One type of light that sunglasses should block completely is called “Ultraviolet A”. It has wavelengths in the range of 320 to 400 nanometers, whereas visible light has wavelengths in the range of 400 to 700 nanometers.

Convert each of these wavelengths to their equivalent in millimeters, expressed in standard scientific notation.

Algebra (variables)

● All dimensions
● Surface area of lenses
● Weight of the lenses
● Characteristics of the lens material (for example, its density)
● How much light is transmitted through the lenses
● Amount of material required to make the frames for one pair
● Cost of manufacture, per pair
● Price


Algebra (expressions, equations)

Suppose a manufacturer sells sunglasses to department stores at a price of $10.00 each, and each pair of sunglasses costs $2.48 to manufacture. If x represents the number of pairs of sunglasses sold in a year, write an expression that stands for the amount of profit (difference between price and manufacturing cost) per year on those sunglasses.

Now suppose that the company spent $220,000 to design those sunglasses and prepare to manufacture them, and also that the company has decided to spend $750,000 per year in advertising for those sunglasses. How many pairs of sunglasses would the company have to sell in the first year in order to recover its initial costs?


Algebra (functions and relations)

This table shows how the thickness of the lens of one kind of material affects the percent of visible light that is transmitted by that material.

Identify the variables, and state which is independent and which is dependent. Then plot these numbers in an x-y coordinate system.
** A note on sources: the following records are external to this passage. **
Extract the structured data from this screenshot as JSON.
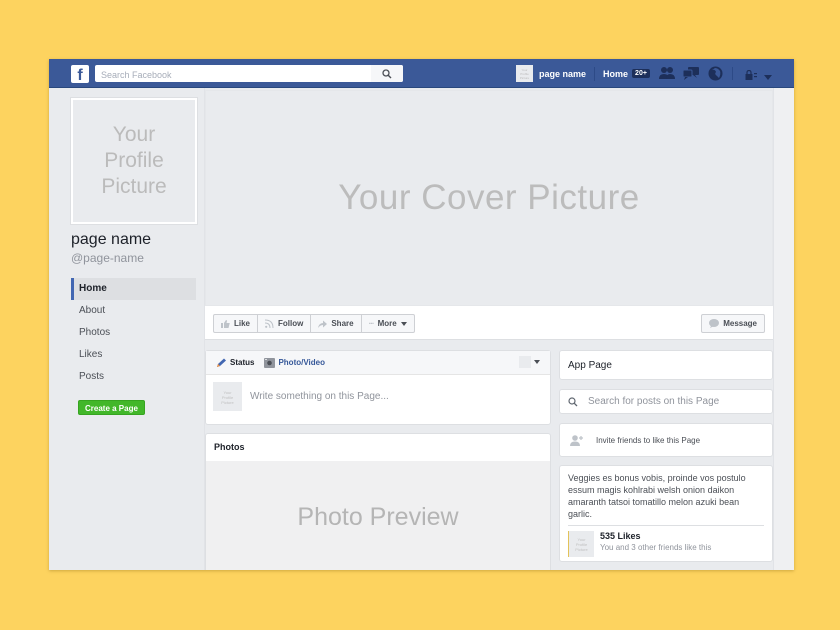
{
  "topbar": {
    "logo": "f",
    "search_placeholder": "Search Facebook",
    "page_thumb_text": "Your\nProfile\nPicture",
    "page_name": "page name",
    "home_label": "Home",
    "home_badge": "20+",
    "icons": [
      "friend-requests-icon",
      "messages-icon",
      "notifications-globe-icon",
      "privacy-lock-icon",
      "account-menu-chevron-icon"
    ]
  },
  "profile": {
    "picture_placeholder": "Your\nProfile\nPicture",
    "name": "page name",
    "handle": "@page-name"
  },
  "sidebar": {
    "items": [
      {
        "label": "Home",
        "active": true
      },
      {
        "label": "About",
        "active": false
      },
      {
        "label": "Photos",
        "active": false
      },
      {
        "label": "Likes",
        "active": false
      },
      {
        "label": "Posts",
        "active": false
      }
    ],
    "create_page_label": "Create a Page"
  },
  "cover": {
    "placeholder": "Your Cover Picture"
  },
  "actions": {
    "like": "Like",
    "follow": "Follow",
    "share": "Share",
    "more": "More",
    "message": "Message"
  },
  "composer": {
    "tab_status": "Status",
    "tab_photo": "Photo/Video",
    "avatar_text": "Your\nProfile\nPicture",
    "placeholder": "Write something on this Page..."
  },
  "photos": {
    "title": "Photos",
    "placeholder": "Photo Preview"
  },
  "right": {
    "app_page": "App Page",
    "search_placeholder": "Search for posts on this Page",
    "invite_label": "Invite friends to like this Page",
    "about_text": "Veggies es bonus vobis, proinde vos postulo essum magis kohlrabi welsh onion daikon amaranth tatsoi tomatillo melon azuki bean garlic.",
    "likes_thumb_text": "Your\nProfile\nPicture",
    "likes_count": "535 Likes",
    "likes_friends": "You and 3 other friends like this"
  },
  "colors": {
    "brand_blue": "#3b5998",
    "background_yellow": "#fdd35f",
    "create_green": "#42b72a",
    "page_bg": "#e9ebee"
  }
}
Is this a linear function? How do you know?

What transmission percent would you expect for a thickness of 1.9 mm? 0.9 mm? 2.5 mm?